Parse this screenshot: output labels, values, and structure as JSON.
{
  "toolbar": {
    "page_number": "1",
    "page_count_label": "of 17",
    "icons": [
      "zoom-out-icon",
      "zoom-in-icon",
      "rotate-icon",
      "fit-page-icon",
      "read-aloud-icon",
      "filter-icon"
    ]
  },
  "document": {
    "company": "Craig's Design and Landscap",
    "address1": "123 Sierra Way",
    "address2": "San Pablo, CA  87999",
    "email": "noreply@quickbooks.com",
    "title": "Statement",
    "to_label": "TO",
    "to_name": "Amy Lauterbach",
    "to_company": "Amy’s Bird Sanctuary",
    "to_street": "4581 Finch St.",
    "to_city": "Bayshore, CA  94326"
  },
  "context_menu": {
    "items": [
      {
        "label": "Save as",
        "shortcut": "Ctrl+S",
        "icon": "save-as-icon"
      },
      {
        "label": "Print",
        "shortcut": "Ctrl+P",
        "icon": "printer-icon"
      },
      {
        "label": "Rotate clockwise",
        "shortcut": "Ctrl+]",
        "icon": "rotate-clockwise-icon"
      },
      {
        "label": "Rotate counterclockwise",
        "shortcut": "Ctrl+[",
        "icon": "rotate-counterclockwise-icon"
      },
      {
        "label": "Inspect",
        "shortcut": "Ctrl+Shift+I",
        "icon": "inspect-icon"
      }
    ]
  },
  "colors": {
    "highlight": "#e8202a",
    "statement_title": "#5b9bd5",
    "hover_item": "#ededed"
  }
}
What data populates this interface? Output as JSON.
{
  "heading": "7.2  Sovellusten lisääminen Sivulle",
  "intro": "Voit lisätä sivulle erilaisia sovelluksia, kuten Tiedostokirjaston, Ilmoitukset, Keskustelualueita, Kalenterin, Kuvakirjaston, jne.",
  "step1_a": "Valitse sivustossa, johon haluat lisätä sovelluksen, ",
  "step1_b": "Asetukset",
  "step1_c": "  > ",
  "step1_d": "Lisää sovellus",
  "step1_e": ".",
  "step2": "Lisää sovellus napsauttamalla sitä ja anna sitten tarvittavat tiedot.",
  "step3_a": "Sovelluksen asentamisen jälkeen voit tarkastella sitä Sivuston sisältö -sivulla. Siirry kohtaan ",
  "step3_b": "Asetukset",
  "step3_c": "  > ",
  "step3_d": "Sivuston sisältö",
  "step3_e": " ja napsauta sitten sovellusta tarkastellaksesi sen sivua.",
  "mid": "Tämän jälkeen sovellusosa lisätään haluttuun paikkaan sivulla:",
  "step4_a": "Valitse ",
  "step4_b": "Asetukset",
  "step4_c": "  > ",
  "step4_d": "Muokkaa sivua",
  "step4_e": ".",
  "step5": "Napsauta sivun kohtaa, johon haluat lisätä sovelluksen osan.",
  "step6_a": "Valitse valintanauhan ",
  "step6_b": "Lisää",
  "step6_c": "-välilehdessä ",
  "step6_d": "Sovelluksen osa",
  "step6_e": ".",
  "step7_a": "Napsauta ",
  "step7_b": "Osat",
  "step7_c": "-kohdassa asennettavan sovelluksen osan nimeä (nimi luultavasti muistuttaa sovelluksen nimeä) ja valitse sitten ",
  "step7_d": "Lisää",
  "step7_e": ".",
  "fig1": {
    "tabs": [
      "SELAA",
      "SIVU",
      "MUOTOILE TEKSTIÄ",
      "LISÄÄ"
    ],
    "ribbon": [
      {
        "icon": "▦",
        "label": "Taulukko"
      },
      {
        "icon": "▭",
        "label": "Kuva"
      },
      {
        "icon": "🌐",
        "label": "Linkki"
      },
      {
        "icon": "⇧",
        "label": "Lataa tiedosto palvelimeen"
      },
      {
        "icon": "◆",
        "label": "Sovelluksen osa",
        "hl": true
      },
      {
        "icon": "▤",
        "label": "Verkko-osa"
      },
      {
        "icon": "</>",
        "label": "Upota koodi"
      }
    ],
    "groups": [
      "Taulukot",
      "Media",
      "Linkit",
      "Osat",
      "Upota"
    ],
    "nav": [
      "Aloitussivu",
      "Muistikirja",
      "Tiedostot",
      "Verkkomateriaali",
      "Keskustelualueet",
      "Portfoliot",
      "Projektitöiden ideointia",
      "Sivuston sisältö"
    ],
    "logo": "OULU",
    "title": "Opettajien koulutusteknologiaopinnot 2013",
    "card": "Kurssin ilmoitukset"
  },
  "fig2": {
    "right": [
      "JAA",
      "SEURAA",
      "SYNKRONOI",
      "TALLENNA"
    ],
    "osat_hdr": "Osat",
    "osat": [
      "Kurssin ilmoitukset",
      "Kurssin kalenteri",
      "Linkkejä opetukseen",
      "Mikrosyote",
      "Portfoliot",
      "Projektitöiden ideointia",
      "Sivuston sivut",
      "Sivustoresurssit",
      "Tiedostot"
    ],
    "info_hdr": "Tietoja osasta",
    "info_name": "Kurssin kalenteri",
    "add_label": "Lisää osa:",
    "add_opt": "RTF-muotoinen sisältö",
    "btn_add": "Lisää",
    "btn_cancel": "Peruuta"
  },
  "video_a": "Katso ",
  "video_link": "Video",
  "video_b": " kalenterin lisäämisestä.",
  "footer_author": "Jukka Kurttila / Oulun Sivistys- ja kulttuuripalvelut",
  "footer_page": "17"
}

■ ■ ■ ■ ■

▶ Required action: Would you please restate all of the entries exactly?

▶ Written response:
Parse this screenshot: output labels, values, and structure as JSON.
{
  "toolbar": {
    "page_number": "1",
    "page_count_label": "of 17",
    "icons": [
      "zoom-out-icon",
      "zoom-in-icon",
      "rotate-icon",
      "fit-page-icon",
      "read-aloud-icon",
      "filter-icon"
    ]
  },
  "document": {
    "company": "Craig's Design and Landscap",
    "address1": "123 Sierra Way",
    "address2": "San Pablo, CA  87999",
    "email": "noreply@quickbooks.com",
    "title": "Statement",
    "to_label": "TO",
    "to_name": "Amy Lauterbach",
    "to_company": "Amy’s Bird Sanctuary",
    "to_street": "4581 Finch St.",
    "to_city": "Bayshore, CA  94326"
  },
  "context_menu": {
    "items": [
      {
        "label": "Save as",
        "shortcut": "Ctrl+S",
        "icon": "save-as-icon"
      },
      {
        "label": "Print",
        "shortcut": "Ctrl+P",
        "icon": "printer-icon"
      },
      {
        "label": "Rotate clockwise",
        "shortcut": "Ctrl+]",
        "icon": "rotate-clockwise-icon"
      },
      {
        "label": "Rotate counterclockwise",
        "shortcut": "Ctrl+[",
        "icon": "rotate-counterclockwise-icon"
      },
      {
        "label": "Inspect",
        "shortcut": "Ctrl+Shift+I",
        "icon": "inspect-icon"
      }
    ]
  },
  "colors": {
    "highlight": "#e8202a",
    "statement_title": "#5b9bd5",
    "hover_item": "#ededed"
  }
}
What data populates this interface? Output as JSON.
{
  "heading": "7.2  Sovellusten lisääminen Sivulle",
  "intro": "Voit lisätä sivulle erilaisia sovelluksia, kuten Tiedostokirjaston, Ilmoitukset, Keskustelualueita, Kalenterin, Kuvakirjaston, jne.",
  "step1_a": "Valitse sivustossa, johon haluat lisätä sovelluksen, ",
  "step1_b": "Asetukset",
  "step1_c": "  > ",
  "step1_d": "Lisää sovellus",
  "step1_e": ".",
  "step2": "Lisää sovellus napsauttamalla sitä ja anna sitten tarvittavat tiedot.",
  "step3_a": "Sovelluksen asentamisen jälkeen voit tarkastella sitä Sivuston sisältö -sivulla. Siirry kohtaan ",
  "step3_b": "Asetukset",
  "step3_c": "  > ",
  "step3_d": "Sivuston sisältö",
  "step3_e": " ja napsauta sitten sovellusta tarkastellaksesi sen sivua.",
  "mid": "Tämän jälkeen sovellusosa lisätään haluttuun paikkaan sivulla:",
  "step4_a": "Valitse ",
  "step4_b": "Asetukset",
  "step4_c": "  > ",
  "step4_d": "Muokkaa sivua",
  "step4_e": ".",
  "step5": "Napsauta sivun kohtaa, johon haluat lisätä sovelluksen osan.",
  "step6_a": "Valitse valintanauhan ",
  "step6_b": "Lisää",
  "step6_c": "-välilehdessä ",
  "step6_d": "Sovelluksen osa",
  "step6_e": ".",
  "step7_a": "Napsauta ",
  "step7_b": "Osat",
  "step7_c": "-kohdassa asennettavan sovelluksen osan nimeä (nimi luultavasti muistuttaa sovelluksen nimeä) ja valitse sitten ",
  "step7_d": "Lisää",
  "step7_e": ".",
  "fig1": {
    "tabs": [
      "SELAA",
      "SIVU",
      "MUOTOILE TEKSTIÄ",
      "LISÄÄ"
    ],
    "ribbon": [
      {
        "icon": "▦",
        "label": "Taulukko"
      },
      {
        "icon": "▭",
        "label": "Kuva"
      },
      {
        "icon": "🌐",
        "label": "Linkki"
      },
      {
        "icon": "⇧",
        "label": "Lataa tiedosto palvelimeen"
      },
      {
        "icon": "◆",
        "label": "Sovelluksen osa",
        "hl": true
      },
      {
        "icon": "▤",
        "label": "Verkko-osa"
      },
      {
        "icon": "</>",
        "label": "Upota koodi"
      }
    ],
    "groups": [
      "Taulukot",
      "Media",
      "Linkit",
      "Osat",
      "Upota"
    ],
    "nav": [
      "Aloitussivu",
      "Muistikirja",
      "Tiedostot",
      "Verkkomateriaali",
      "Keskustelualueet",
      "Portfoliot",
      "Projektitöiden ideointia",
      "Sivuston sisältö"
    ],
    "logo": "OULU",
    "title": "Opettajien koulutusteknologiaopinnot 2013",
    "card": "Kurssin ilmoitukset"
  },
  "fig2": {
    "right": [
      "JAA",
      "SEURAA",
      "SYNKRONOI",
      "TALLENNA"
    ],
    "osat_hdr": "Osat",
    "osat": [
      "Kurssin ilmoitukset",
      "Kurssin kalenteri",
      "Linkkejä opetukseen",
      "Mikrosyote",
      "Portfoliot",
      "Projektitöiden ideointia",
      "Sivuston sivut",
      "Sivustoresurssit",
      "Tiedostot"
    ],
    "info_hdr": "Tietoja osasta",
    "info_name": "Kurssin kalenteri",
    "add_label": "Lisää osa:",
    "add_opt": "RTF-muotoinen sisältö",
    "btn_add": "Lisää",
    "btn_cancel": "Peruuta"
  },
  "video_a": "Katso ",
  "video_link": "Video",
  "video_b": " kalenterin lisäämisestä.",
  "footer_author": "Jukka Kurttila / Oulun Sivistys- ja kulttuuripalvelut",
  "footer_page": "17"
}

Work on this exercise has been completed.